The conversation went something like this. "Hugh, I have a bike I think you might be interested in. It`s a Moto something". Talk about "getting my attention." I thanked him and we set a day and time to meet at his place. Strangely enough Cal lives on the same street as one of my oldest childhood friends. About 25 miles from here.
Above: This is how I found the bike. My first thought was to restore it "as is" a practical commuter bike. But after checking the dimensions and realizing it would be a perfect fit for me. And not being real keen on commuter bikes (for myself) I decided to go with something more basic.
Above: I love many things about this bike, But these "MAFAC RACER" Brakes are fantastic. At first I thought, where am I going to find these straddle cables?
Then I realized that they are just shifter cables. When I buy universal shift cables and use the disc shaped end (on some old Schwinns) I always save the left-over short end to use for a front derailleur cable. So basically they were free (:
The Motobecane`s original wheels are chrome plated and have the dimpled sides, that make the brakes sound like an electric motor when applied. Also they are quite heavy. And the rear hub made a loud clacking sound. I purchased a woman`s Raleigh "Persuit" at a church/garage sale for the Belguim made alloy wheels (above) and some of the other components for 30.00. These wheels are a huge improvement, that did not cost a lot of money. Of course they did need polishing and truing and some fresh grease. Some of the other components went into my next project, A Raleigh Record
Above: The original crank while a bit heavy, it is straight and smooth. When I took it apart, to remove the bracket for cleaning and grease. One of the cotter-keys gave me fits. At one point it (threaded end) folded over (bent) and I thought Oh great! This bugger is never gonna come out. But I cut it off smooth and braced it using an old steel seat post (to absorb the shock) and managed (after several hits) to punch it out using an old nail-set. Not a method I would recommend. A little tricky, bike mounted on the stand then lowered to the correct height to slip the steel post over the fat end of the key. the holding the post and punch steady with one hand and swinging the hammer with the other. Great Fun...lol. I trimmed the threaded end of the key flush with the nut for a cleaner look. I did this using a cutting wheel on my 3/8 (plug-in) drill.

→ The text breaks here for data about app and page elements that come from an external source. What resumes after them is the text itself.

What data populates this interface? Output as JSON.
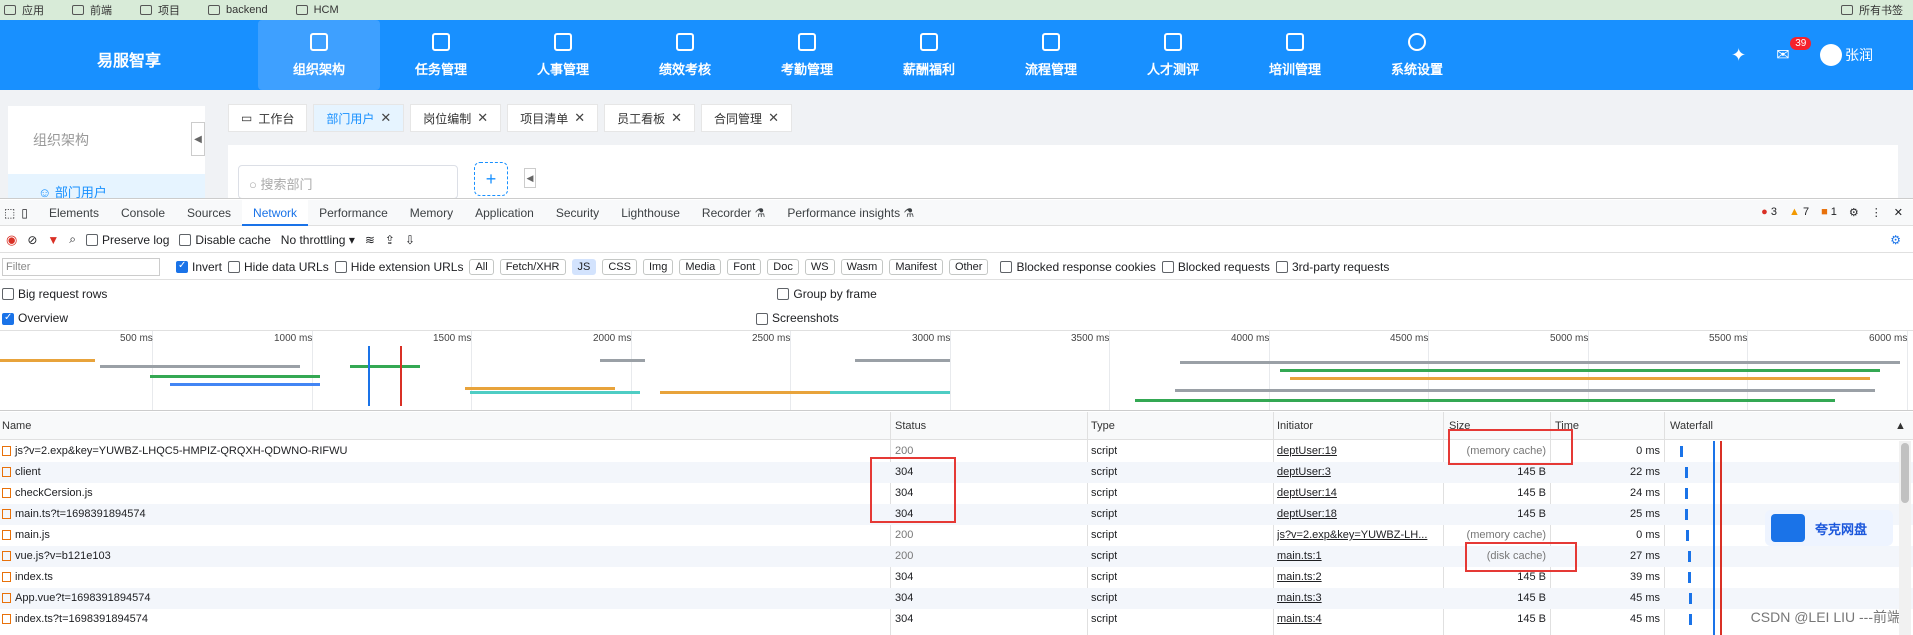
{
  "bookmarks": [
    "应用",
    "前端",
    "项目",
    "backend",
    "HCM"
  ],
  "bookmarks_right": "所有书签",
  "app": {
    "brand": "易服智享",
    "nav": [
      "组织架构",
      "任务管理",
      "人事管理",
      "绩效考核",
      "考勤管理",
      "薪酬福利",
      "流程管理",
      "人才测评",
      "培训管理",
      "系统设置"
    ],
    "badge": "39",
    "user": "张润"
  },
  "page": {
    "left_title": "组织架构",
    "left_item": "部门用户",
    "tabs": [
      "工作台",
      "部门用户",
      "岗位编制",
      "项目清单",
      "员工看板",
      "合同管理"
    ],
    "search_placeholder": "搜索部门",
    "plus": "+"
  },
  "devtools": {
    "tabs": [
      "Elements",
      "Console",
      "Sources",
      "Network",
      "Performance",
      "Memory",
      "Application",
      "Security",
      "Lighthouse",
      "Recorder",
      "Performance insights"
    ],
    "errors": "3",
    "warnings": "7",
    "issues": "1",
    "toolbar": {
      "preserve_log": "Preserve log",
      "disable_cache": "Disable cache",
      "throttling": "No throttling"
    },
    "filter_placeholder": "Filter",
    "invert": "Invert",
    "hide_data_urls": "Hide data URLs",
    "hide_ext_urls": "Hide extension URLs",
    "chips": [
      "All",
      "Fetch/XHR",
      "JS",
      "CSS",
      "Img",
      "Media",
      "Font",
      "Doc",
      "WS",
      "Wasm",
      "Manifest",
      "Other"
    ],
    "blocked_cookies": "Blocked response cookies",
    "blocked_requests": "Blocked requests",
    "third_party": "3rd-party requests",
    "big_rows": "Big request rows",
    "group_by_frame": "Group by frame",
    "overview": "Overview",
    "screenshots": "Screenshots",
    "timeline_ticks": [
      "500 ms",
      "1000 ms",
      "1500 ms",
      "2000 ms",
      "2500 ms",
      "3000 ms",
      "3500 ms",
      "4000 ms",
      "4500 ms",
      "5000 ms",
      "5500 ms",
      "6000 ms"
    ],
    "columns": [
      "Name",
      "Status",
      "Type",
      "Initiator",
      "Size",
      "Time",
      "Waterfall"
    ],
    "rows": [
      {
        "name": "js?v=2.exp&key=YUWBZ-LHQC5-HMPIZ-QRQXH-QDWNO-RIFWU",
        "status": "200",
        "type": "script",
        "initiator": "deptUser:19",
        "size": "(memory cache)",
        "time": "0 ms"
      },
      {
        "name": "client",
        "status": "304",
        "type": "script",
        "initiator": "deptUser:3",
        "size": "145 B",
        "time": "22 ms"
      },
      {
        "name": "checkCersion.js",
        "status": "304",
        "type": "script",
        "initiator": "deptUser:14",
        "size": "145 B",
        "time": "24 ms"
      },
      {
        "name": "main.ts?t=1698391894574",
        "status": "304",
        "type": "script",
        "initiator": "deptUser:18",
        "size": "145 B",
        "time": "25 ms"
      },
      {
        "name": "main.js",
        "status": "200",
        "type": "script",
        "initiator": "js?v=2.exp&key=YUWBZ-LH...",
        "size": "(memory cache)",
        "time": "0 ms"
      },
      {
        "name": "vue.js?v=b121e103",
        "status": "200",
        "type": "script",
        "initiator": "main.ts:1",
        "size": "(disk cache)",
        "time": "27 ms"
      },
      {
        "name": "index.ts",
        "status": "304",
        "type": "script",
        "initiator": "main.ts:2",
        "size": "145 B",
        "time": "39 ms"
      },
      {
        "name": "App.vue?t=1698391894574",
        "status": "304",
        "type": "script",
        "initiator": "main.ts:3",
        "size": "145 B",
        "time": "45 ms"
      },
      {
        "name": "index.ts?t=1698391894574",
        "status": "304",
        "type": "script",
        "initiator": "main.ts:4",
        "size": "145 B",
        "time": "45 ms"
      }
    ]
  },
  "overlay": {
    "yunpan": "夸克网盘",
    "watermark": "CSDN @LEI LIU ---前端"
  },
  "colors": {
    "brand": "#1890ff",
    "accent": "#1a73e8",
    "highlight": "#e53935"
  }
}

Above: I did decide to replace the original derailleurs with some more modern and reliable SunTour derailleurs. I did however re-use the original shifters. Not like I had a choice, as they are mounted to a brazed on post (on one side) to the down-tube. But they look and work fine, no worries there.

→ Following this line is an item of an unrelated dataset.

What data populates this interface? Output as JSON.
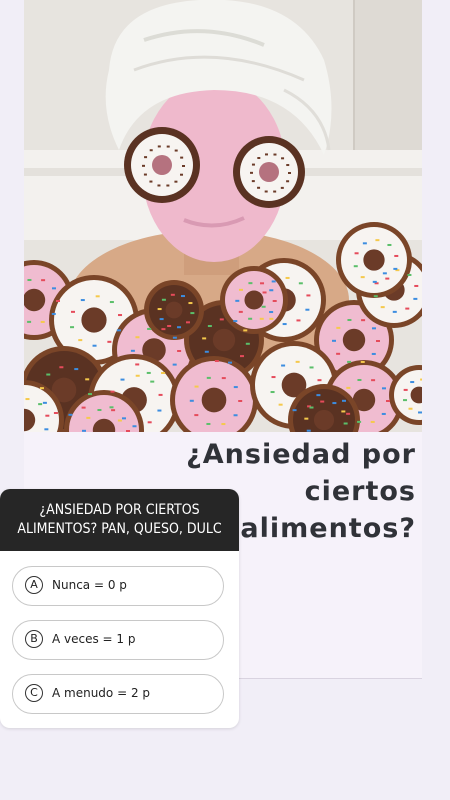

There is much more I want to talk about with this project. So I will do a Part 2 Soon. In the mean time Ride-Safe and remember to always RESCUE,RESTORE & RECYCLE
Avery Schreiber rides a bike.
14 minutes ago